      The domains for arcsine and arctangent are both -pi/2 > x < pi/2. The domain for arccosine is 0 > x < pi. (Sal explains how those domains are derived in the videos "intro to arcsine/arctangent/arccosine" in this playlist)

      The term "principal" in this context roughly means 'possible.' That is, which option is possible given the correct domains.
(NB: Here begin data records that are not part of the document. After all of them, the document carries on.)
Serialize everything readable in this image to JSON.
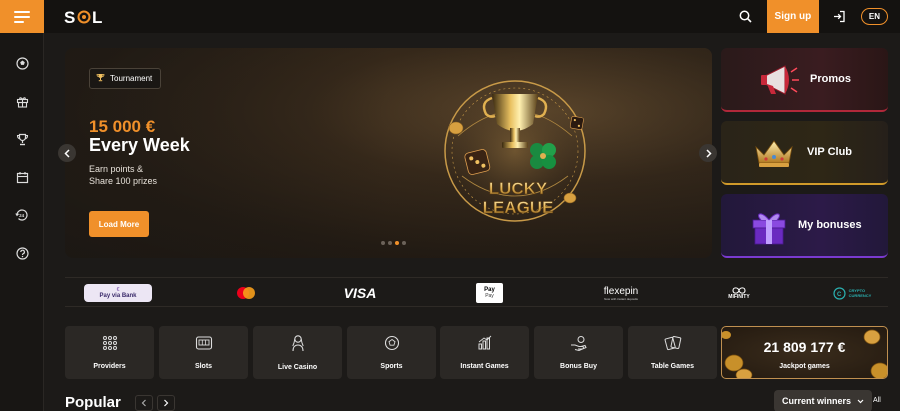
{
  "header": {
    "logo_text": "SOL",
    "signup_label": "Sign up",
    "language": "EN",
    "icons": [
      "menu-icon",
      "search-icon",
      "login-icon"
    ]
  },
  "sidebar": {
    "icons": [
      "sports-ball-icon",
      "gift-icon",
      "trophy-icon",
      "calendar-icon",
      "support-24-icon",
      "help-icon"
    ]
  },
  "hero": {
    "tag": "Tournament",
    "amount": "15 000 €",
    "headline": "Every Week",
    "desc_line1": "Earn points &",
    "desc_line2": "Share 100 prizes",
    "button": "Load More",
    "art_line1": "LUCKY",
    "art_line2": "LEAGUE",
    "slides": 4,
    "active_slide": 3
  },
  "promos": [
    {
      "label": "Promos",
      "icon": "megaphone-icon"
    },
    {
      "label": "VIP Club",
      "icon": "crown-icon"
    },
    {
      "label": "My bonuses",
      "icon": "gift-box-icon"
    }
  ],
  "payments": {
    "paybybank": "Pay via Bank",
    "mastercard": "mastercard",
    "visa": "VISA",
    "applepay_top": "Pay",
    "applepay_bottom": "Pay",
    "flexepin": "flexepin",
    "flexepin_sub": "Now with instant deposits",
    "mifinity": "MIFINITY",
    "crypto_line1": "CRYPTO",
    "crypto_line2": "CURRENCY"
  },
  "categories": [
    {
      "label": "Providers",
      "icon": "grid-dots-icon"
    },
    {
      "label": "Slots",
      "icon": "slot-machine-icon"
    },
    {
      "label": "Live Casino",
      "icon": "dealer-icon"
    },
    {
      "label": "Sports",
      "icon": "ball-icon"
    },
    {
      "label": "Instant Games",
      "icon": "chart-bars-icon"
    },
    {
      "label": "Bonus Buy",
      "icon": "hand-coin-icon"
    },
    {
      "label": "Table Games",
      "icon": "cards-icon"
    }
  ],
  "jackpot": {
    "amount": "21 809 177 €",
    "label": "Jackpot games"
  },
  "bottom": {
    "popular": "Popular",
    "winners": "Current winners",
    "all": "All"
  },
  "colors": {
    "accent": "#f0902a",
    "background": "#1c1a18",
    "card": "#2b2825"
  }
}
Technically any of the options would give the same output but they must first be reduced to the 'principal' answer that is within the domain.
      (3 votes)